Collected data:
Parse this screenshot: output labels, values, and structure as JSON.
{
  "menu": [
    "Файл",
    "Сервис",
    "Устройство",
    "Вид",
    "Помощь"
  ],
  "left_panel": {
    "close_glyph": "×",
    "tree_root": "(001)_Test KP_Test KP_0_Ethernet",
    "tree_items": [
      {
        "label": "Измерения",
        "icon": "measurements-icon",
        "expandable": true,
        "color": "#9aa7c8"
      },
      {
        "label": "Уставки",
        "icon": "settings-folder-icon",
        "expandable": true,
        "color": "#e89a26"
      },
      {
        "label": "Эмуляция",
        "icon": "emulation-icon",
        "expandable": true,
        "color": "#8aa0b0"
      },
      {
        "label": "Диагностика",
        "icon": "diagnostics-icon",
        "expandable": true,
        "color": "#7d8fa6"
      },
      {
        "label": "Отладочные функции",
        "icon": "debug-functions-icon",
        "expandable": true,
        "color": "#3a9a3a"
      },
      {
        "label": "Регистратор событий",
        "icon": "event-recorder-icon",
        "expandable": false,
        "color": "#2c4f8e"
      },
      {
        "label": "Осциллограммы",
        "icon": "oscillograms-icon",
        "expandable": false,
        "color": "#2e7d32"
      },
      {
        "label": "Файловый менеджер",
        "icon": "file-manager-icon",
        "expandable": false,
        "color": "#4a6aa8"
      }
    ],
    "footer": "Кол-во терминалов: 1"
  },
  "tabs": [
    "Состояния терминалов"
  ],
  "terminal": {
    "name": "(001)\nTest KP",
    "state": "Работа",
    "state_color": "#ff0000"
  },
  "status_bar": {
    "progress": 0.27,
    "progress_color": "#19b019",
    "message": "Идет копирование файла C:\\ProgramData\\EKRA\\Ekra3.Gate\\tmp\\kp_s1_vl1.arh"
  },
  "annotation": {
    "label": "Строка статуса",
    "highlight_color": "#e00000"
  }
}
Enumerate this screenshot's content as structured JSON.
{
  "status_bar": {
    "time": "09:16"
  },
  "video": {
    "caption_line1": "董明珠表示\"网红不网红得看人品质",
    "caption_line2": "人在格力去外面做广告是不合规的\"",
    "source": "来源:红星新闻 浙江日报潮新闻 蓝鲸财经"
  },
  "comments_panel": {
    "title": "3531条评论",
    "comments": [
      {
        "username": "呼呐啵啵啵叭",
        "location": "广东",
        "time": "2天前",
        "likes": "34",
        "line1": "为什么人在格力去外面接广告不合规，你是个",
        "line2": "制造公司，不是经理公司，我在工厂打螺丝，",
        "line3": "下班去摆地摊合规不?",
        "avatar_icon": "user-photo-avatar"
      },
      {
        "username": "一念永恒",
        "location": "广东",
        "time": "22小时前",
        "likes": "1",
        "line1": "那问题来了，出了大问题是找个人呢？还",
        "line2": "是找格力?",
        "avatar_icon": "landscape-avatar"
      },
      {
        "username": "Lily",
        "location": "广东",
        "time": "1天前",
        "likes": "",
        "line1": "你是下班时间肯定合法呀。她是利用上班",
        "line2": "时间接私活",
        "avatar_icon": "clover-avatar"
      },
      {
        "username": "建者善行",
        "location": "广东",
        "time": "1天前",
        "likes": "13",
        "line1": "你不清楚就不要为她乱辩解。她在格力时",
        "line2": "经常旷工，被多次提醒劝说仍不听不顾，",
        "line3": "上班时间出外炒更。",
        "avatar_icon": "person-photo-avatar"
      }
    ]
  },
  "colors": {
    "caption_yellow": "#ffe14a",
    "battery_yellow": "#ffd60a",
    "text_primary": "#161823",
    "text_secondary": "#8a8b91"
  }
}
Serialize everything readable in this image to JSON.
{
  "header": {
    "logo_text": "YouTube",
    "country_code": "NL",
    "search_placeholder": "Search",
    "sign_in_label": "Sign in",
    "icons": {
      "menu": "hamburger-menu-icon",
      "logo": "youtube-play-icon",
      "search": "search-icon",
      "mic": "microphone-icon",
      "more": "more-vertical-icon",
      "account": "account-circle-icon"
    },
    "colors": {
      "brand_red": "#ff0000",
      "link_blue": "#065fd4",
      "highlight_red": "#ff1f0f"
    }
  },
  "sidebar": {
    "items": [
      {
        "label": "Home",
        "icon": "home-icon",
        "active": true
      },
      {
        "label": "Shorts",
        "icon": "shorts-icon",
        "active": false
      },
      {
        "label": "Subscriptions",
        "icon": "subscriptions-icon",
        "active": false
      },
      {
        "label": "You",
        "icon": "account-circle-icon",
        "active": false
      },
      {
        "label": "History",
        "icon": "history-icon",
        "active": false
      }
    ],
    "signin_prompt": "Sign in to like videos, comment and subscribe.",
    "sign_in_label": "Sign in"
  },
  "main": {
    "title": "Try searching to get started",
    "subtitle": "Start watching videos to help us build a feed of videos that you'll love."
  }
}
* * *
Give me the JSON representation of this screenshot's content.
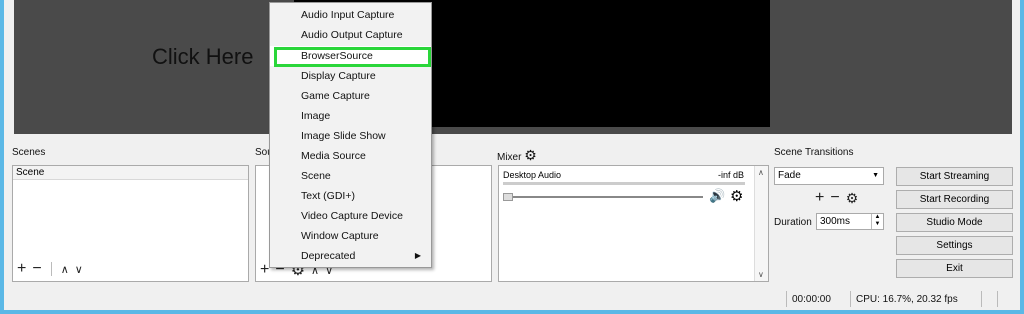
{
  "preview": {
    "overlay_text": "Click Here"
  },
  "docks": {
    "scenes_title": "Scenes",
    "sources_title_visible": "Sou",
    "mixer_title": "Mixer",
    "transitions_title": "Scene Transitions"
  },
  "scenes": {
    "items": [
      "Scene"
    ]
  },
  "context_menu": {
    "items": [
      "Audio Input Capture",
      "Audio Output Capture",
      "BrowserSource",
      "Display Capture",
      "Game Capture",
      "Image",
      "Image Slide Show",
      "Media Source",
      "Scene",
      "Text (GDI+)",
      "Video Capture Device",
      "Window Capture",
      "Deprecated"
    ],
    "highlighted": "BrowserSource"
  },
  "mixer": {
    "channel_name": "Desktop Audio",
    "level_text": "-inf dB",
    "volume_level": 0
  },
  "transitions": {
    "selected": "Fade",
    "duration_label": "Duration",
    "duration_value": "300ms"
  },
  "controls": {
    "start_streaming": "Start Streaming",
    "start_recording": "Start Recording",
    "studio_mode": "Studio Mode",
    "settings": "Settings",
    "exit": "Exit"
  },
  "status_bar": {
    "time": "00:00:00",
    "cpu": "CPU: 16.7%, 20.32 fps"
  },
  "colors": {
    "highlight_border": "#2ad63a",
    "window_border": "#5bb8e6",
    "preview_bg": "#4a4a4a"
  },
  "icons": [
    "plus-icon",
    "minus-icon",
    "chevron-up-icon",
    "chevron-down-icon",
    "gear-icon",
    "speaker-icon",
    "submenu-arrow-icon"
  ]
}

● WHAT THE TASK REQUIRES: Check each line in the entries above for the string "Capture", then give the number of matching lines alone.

● RESULT OF THIS TASK: 6